Sangnoir pulled his staff free as he walked towards the felhunter and its prey and spoke the words of banishing. The felhunter grew translucent. The blonde girl, Magda, jabbed it once more with her torch, then drew a knife with her free hand. “Don't come any closer!” she shouted at Sangnoir, “Or I'll... I'll cut her.” She brandished the knife at Ayla, who struggled and squealed through her gag. Jubham singed Magda's her with a fireball. She jerked her hand out of the way, but Sangnoir knocked the knife away with his staff. She yelped and dived for the fallen knife, but he struck her on the shoulder, knocking her down. Jubham grabbed the knife and bounced away towards the ladder.
Magda brandished her torch at Sangnoir, but he used his staff to push her away from Ayla, more by threat than by actual contact. “Jubham, get back here, and cut Miss Crenshall free,” he ordered, not taking his eyes off of Magda.
“I'll tell the Dean what you did,” Magda threatened.
“That I stopped you from feeding your classmate to the creature you've just summoned? I think it found you tastier than it did her.” Sangnoir nodded at the sucker-marks on her bare arms.
“I'll tell her that you tried to sacrifice us both. Ayla will back me up, if she knows what's good for her. Or I'll tell her parents what she's been doing.” Magda said, her high, sweet voice horribly at odds with the rage in her blue eyes.
Sangnoir recited the banishing formula again when the outline of the felhunter grew more distinct than he liked. “Or I could just release this thing and let it finish what it started?” he suggested.
“You are so dead, Magda Honeythorpe! You tell my dad anything you want; he's not gonna believe a butcher's daughter from Old Town!” Ayla snarled from behind Sangnoir. She had finally gotten the gag off.
Magda's eyes filled with tears. She turned and ran for the ladder with her torch, leaving the others in the darkness until Jubham conjured a tiny ball of flame. Sangnoir bit his lip to keep himself from shouting after Magda to be careful on that wreck of a staircase, then turned to help finish freeing Ayla.
“We are going to have to talk to the Dean about this,” he warned her.
She shrugged. “Whatever.”
Magda did not return to the University, and Ayla did not drop “Introduction to Archaeology” when most of her friends did.
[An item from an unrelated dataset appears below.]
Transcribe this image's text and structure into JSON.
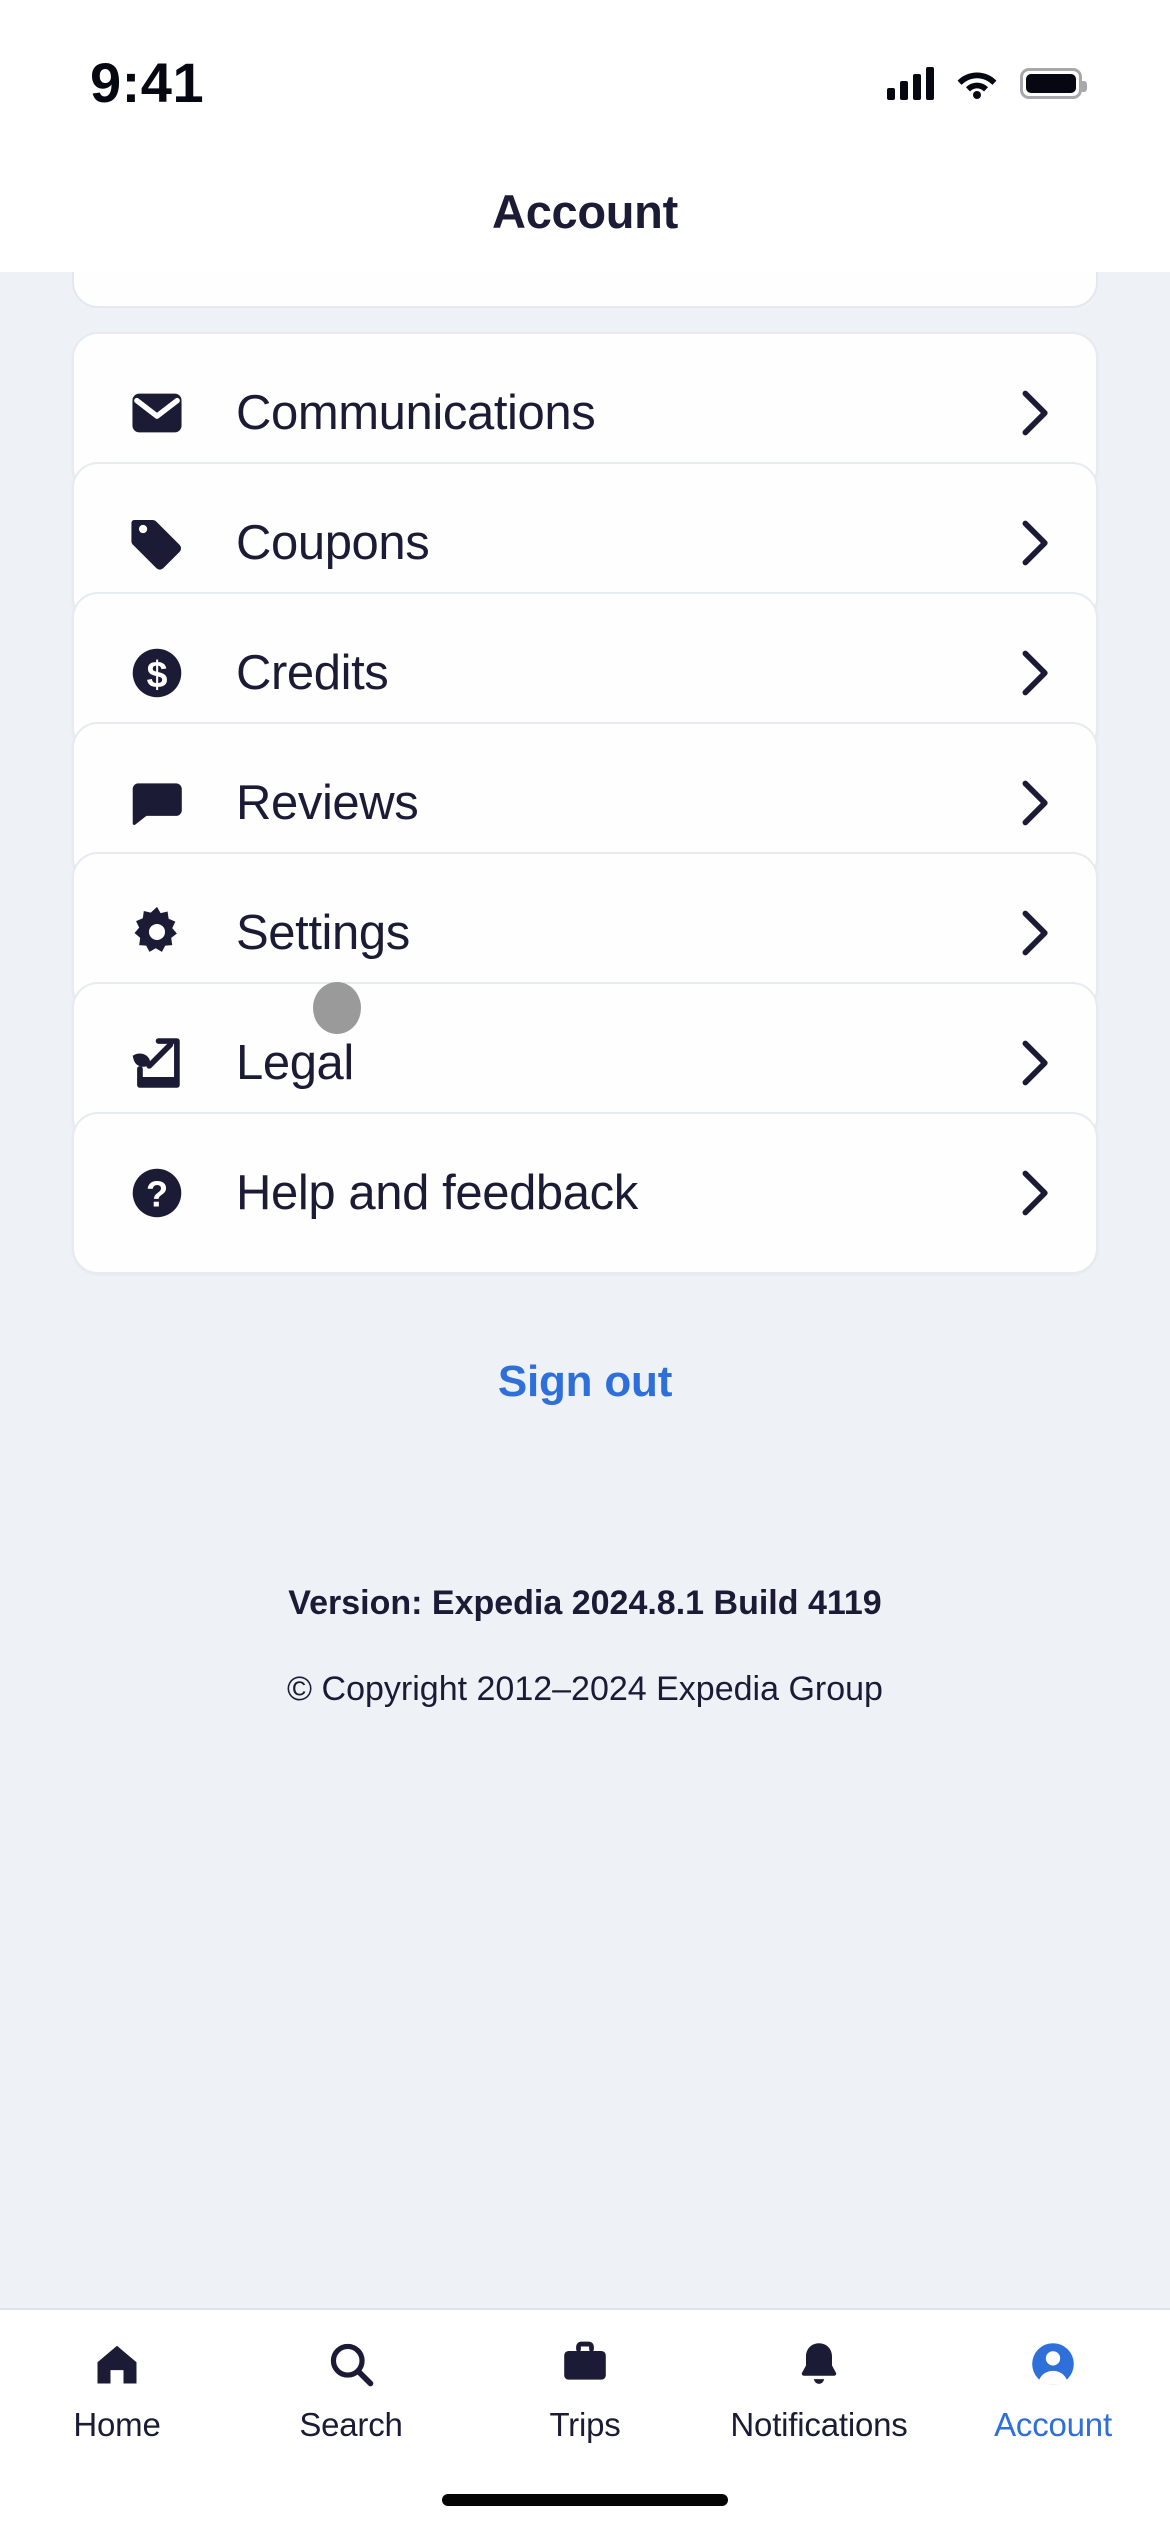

To Sangnoir's greater surprise, Ayla signed up to lead a project group on the night elves. When she stopped by his office to turn in the outline for the project, he asked, “Does this topic really interest you?”
Ayla shrugged. “It's not so bad. Queen Azshara's kind of interesting. She was so beautiful, and her people really loved her. And it was so tragic, the way she was betrayed!”
Sangnoir waited until Ayla wandered off to shake his head and sigh. Some things the students were just going to have to learn for themselves.